● **Assigned task**:
Every record should be restated exactly, with no images included.

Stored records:

○ ○ ○ ○

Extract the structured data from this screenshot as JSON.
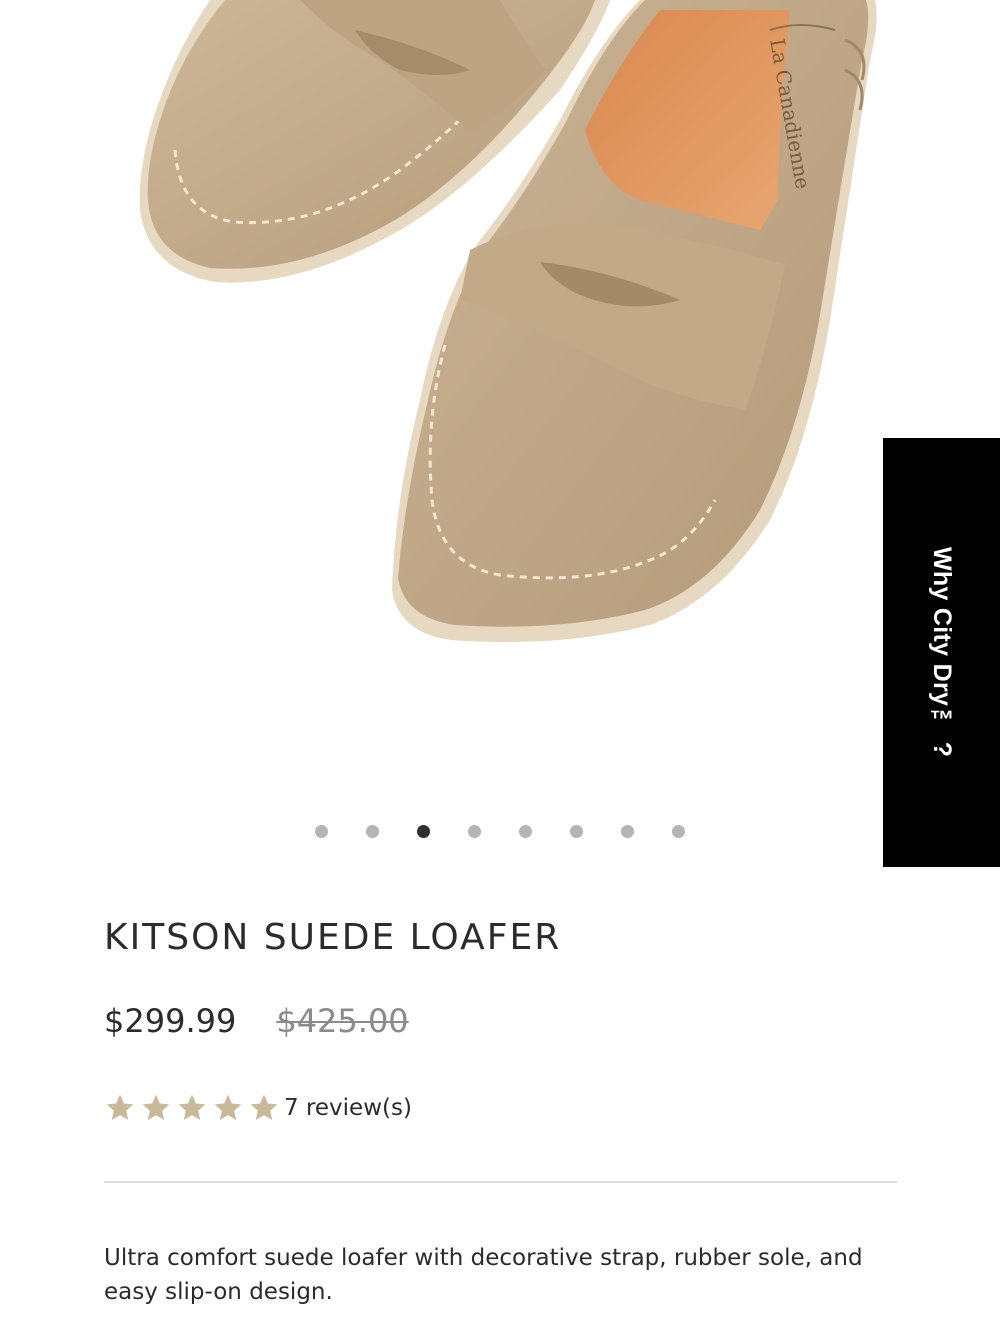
{
  "gallery": {
    "image_alt": "Kitson suede loafer in taupe, top view",
    "brand_imprint": "La Canadienne",
    "slide_count": 8,
    "active_slide": 3
  },
  "side_tab": {
    "label": "Why City Dry™ ?"
  },
  "product": {
    "title": "KITSON SUEDE LOAFER",
    "price": "$299.99",
    "original_price": "$425.00",
    "rating": 5,
    "rating_max": 5,
    "reviews_label": "7 review(s)",
    "description": "Ultra comfort suede loafer with decorative strap, rubber sole, and easy slip-on design."
  },
  "colors": {
    "suede": "#c3ab8c",
    "star": "#c9b99a",
    "tab_bg": "#000000"
  },
  "icons": {
    "star": "star-icon"
  }
}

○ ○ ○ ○

● **Answer to this task**:
Extract the structured data from this screenshot as JSON.
{
  "gallery": {
    "image_alt": "Kitson suede loafer in taupe, top view",
    "brand_imprint": "La Canadienne",
    "slide_count": 8,
    "active_slide": 3
  },
  "side_tab": {
    "label": "Why City Dry™ ?"
  },
  "product": {
    "title": "KITSON SUEDE LOAFER",
    "price": "$299.99",
    "original_price": "$425.00",
    "rating": 5,
    "rating_max": 5,
    "reviews_label": "7 review(s)",
    "description": "Ultra comfort suede loafer with decorative strap, rubber sole, and easy slip-on design."
  },
  "colors": {
    "suede": "#c3ab8c",
    "star": "#c9b99a",
    "tab_bg": "#000000"
  },
  "icons": {
    "star": "star-icon"
  }
}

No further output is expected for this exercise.